I stayed for two nights not too far away in the small town of Urgup, the home of the remains of the photogenic 13th century Ortahisar Castle, which was reopened to the public in 2013 after almost nine years of extensive renovations to protect the structure from collapsing. Steep steps and ladders lead as high as you can go in the castle after you pay the two Turkish lira (70 cents Canadian) admission fee, but the highest part remains closed for renovations. It provides prime views of the surrounding area.

I got up at 3:30 a.m. the next day, after three-and-a-half hours of sleep, to be taken to the office of Cappadocia Voyager Balloons, where I paid 520 Turkish lira ($173 Canadian) for the experience of a lifetime. After a glass of tea we were driven to the launching point, where it was interesting to watch about 60 hot air balloons prepared and inflated in the early morning darkness.

Not nearly as interesting, however, as after 20 of us climbed into the basket of a balloon and rose as high as 800 metres. We also flew low over the Pink Valley, just barely avoiding its walls, some of which had holes carved out for pigeons. We hovered above a cave town that was abandoned in 1952, and others that have been out of use for much longer, as well as numerous fairy chimneys, rock formations and a modern town.

Seeing the sun rise from this vantage point was the piece de resistance of the hour-long voyage and bucket list experience. A glass of sparkling wine, a personalized certificate and a baseball cap were waiting for me upon landing, which was a nice touch. 

Balloons take off in Cappadocia approximately 280 days a year, more than anywhere else in the world, due to benevolent winds and weather conditions. But for me, it was a once-in-a-lifetime thing that I’ll cherish forever.

Goreme Open Air Museum
The rest of the day was far from a letdown, however, as I later found myself at the Goreme Open Air Museum, where several cave churches from the ninth century on have been preserved and restored and you can view frescoes from the Byzantine era depicting scenes from the Old and New Testaments. Photography is forbidden inside the churches to protect the frescoes, but there were more than enough photo ops outside and in some of the cave living quarters, dining halls and tombs to take my camera battery levels down by several percentage points. It was well worth the 30 Turkish lira ($9.80 Canadian) entrance fee.

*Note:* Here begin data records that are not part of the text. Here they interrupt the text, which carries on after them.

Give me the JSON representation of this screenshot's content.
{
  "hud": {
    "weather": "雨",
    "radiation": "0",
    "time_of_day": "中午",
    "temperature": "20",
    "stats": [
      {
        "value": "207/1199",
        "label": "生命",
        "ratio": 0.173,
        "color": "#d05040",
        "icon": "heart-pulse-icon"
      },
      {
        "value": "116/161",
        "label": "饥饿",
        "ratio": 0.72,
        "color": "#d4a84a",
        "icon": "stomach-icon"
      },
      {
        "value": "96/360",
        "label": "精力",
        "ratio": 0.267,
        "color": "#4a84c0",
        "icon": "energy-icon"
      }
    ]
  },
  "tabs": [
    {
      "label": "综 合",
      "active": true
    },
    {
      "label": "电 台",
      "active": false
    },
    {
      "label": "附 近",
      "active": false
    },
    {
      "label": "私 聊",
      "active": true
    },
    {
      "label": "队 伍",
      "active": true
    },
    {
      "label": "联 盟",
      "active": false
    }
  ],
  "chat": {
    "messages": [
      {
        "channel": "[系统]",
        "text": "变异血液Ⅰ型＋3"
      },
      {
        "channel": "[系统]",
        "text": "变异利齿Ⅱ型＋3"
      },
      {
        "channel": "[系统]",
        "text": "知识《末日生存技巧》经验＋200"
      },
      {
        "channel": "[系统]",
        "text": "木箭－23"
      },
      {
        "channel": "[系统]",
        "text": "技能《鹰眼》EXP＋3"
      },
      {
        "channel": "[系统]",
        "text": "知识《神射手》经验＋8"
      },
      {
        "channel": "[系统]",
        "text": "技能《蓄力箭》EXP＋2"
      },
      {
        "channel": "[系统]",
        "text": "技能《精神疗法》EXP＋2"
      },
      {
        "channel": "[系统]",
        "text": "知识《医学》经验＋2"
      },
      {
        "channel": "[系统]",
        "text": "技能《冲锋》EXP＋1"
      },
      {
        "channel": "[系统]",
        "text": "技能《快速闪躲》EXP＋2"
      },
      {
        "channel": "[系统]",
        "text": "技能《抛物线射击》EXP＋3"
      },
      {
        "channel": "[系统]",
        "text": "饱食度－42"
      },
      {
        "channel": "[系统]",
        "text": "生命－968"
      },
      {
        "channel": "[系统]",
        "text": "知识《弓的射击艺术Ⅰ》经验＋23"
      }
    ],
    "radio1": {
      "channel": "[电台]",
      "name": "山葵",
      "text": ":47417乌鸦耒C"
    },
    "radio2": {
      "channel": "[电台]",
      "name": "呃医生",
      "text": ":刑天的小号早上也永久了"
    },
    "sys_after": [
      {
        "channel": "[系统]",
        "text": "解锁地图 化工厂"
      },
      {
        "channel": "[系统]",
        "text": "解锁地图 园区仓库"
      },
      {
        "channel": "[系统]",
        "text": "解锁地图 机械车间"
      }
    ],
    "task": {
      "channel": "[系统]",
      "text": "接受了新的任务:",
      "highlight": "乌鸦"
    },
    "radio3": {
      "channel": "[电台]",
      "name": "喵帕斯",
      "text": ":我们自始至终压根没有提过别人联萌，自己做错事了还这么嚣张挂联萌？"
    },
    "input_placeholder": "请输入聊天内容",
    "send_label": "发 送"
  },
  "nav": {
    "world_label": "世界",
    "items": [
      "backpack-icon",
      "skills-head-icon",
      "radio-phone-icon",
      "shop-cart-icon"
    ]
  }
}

From there it was on to the town of Avanos, where I saw the ruins of some old houses and crossed a pedestrian suspension bridge across the Red River to a park.

It was then back on the bus for stops at two more vistas for additional photo opps of fairy chimneys and rock formations. The second overlooked the Pigeon Valley. While the rest of my tour group opted to return to our hotel, I couldn’t pass up the opportunity to hike through the valley on my own.

Even better, I didn’t encounter another person — just birds, bees and jaw-dropping scenery that you couldn’t see from above. Hundreds of pigeon holes carved into the soft volcanic tuff give the valley its name, and its trail varied in width and moved back and forth from parched to covered in vegetation.

I couldn’t go any further once I came to a gorge that dropped at least 100 metres down to a green valley. I backtracked a bit and found another trail headed upward that was pretty steep and tiring in the blazing sun and 42-degree Celsius heat. It eventually led to the town of Goreme, which has several high-end hotels (including several with cave rooms) overlooking the valley.

I started walking down the highway until I was able to flag down a taxi driven by Mustafa Kemal Polat, who spoke some English and understood where I wanted to go. He had three nieces in the back seat, who were probably in their late teens or early twenties and conservatively dressed with their heads covered. They were friendly and curious and, despite out language barrier, we were able to laugh and smile and communicate a bit during the ride back to my hotel in Urgup.

It was one of my favourite interactions during my two weeks in Turkey.